Copy each line from the data that has the word "this" in it.

### PROVIDED INFORMATION
_____
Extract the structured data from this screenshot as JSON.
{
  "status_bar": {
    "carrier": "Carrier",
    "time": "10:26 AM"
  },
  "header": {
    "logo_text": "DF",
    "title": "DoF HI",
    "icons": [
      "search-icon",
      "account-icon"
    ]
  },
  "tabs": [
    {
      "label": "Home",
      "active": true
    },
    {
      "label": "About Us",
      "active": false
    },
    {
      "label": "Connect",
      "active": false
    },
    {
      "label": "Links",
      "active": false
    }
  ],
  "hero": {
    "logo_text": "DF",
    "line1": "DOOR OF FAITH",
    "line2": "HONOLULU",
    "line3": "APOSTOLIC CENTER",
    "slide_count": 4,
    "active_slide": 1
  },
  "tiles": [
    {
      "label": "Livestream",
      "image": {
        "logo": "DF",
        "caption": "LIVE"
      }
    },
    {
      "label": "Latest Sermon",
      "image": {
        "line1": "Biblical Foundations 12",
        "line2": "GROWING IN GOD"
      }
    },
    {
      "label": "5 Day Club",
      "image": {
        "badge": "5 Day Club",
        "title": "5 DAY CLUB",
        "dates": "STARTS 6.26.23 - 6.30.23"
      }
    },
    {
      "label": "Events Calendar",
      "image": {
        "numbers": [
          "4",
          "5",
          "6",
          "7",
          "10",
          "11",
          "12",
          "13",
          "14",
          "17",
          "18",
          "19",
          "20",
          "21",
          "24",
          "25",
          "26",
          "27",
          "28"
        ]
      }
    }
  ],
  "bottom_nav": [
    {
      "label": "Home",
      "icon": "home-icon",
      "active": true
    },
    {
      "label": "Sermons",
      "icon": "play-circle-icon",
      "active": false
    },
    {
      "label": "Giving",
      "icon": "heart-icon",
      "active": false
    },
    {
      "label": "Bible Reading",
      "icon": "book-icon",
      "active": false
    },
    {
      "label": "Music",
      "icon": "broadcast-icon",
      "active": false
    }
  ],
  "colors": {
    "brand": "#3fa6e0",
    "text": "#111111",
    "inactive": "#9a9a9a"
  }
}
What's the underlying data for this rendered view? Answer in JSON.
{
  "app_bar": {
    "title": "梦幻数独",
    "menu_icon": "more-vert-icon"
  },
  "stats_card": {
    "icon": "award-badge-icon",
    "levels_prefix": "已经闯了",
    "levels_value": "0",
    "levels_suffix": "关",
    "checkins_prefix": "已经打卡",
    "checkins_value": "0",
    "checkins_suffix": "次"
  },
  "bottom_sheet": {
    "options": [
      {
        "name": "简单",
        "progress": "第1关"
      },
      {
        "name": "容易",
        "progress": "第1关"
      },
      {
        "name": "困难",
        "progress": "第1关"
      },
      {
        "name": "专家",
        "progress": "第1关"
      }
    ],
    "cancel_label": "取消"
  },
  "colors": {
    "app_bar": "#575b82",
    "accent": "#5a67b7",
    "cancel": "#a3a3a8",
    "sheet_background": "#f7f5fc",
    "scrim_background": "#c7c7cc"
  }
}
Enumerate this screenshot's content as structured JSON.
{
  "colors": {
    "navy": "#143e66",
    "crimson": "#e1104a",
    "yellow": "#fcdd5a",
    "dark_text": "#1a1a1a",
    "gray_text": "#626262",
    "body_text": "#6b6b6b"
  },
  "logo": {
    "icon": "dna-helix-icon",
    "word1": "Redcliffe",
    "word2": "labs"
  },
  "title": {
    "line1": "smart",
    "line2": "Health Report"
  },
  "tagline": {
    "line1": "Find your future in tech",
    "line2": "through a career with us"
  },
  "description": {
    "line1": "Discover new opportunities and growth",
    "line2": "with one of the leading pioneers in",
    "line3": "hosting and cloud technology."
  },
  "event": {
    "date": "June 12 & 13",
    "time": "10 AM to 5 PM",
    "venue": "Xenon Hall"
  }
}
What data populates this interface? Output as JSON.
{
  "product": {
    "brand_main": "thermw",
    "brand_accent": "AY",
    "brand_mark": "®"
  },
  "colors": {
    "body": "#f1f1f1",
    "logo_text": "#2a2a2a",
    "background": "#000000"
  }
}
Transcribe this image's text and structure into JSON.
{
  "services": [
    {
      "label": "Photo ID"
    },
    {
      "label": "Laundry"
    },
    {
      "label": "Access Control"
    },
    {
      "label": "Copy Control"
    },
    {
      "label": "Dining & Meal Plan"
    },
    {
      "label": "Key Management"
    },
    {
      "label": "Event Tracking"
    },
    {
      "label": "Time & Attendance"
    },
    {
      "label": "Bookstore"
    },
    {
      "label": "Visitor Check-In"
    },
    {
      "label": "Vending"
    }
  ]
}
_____
### REPLY
Extract the structured data from this screenshot as JSON.
What's the underlying data for this rendered view? Answer in JSON.
Enumerate this screenshot's content as structured JSON.
What data populates this interface? Output as JSON.
Transcribe this image's text and structure into JSON.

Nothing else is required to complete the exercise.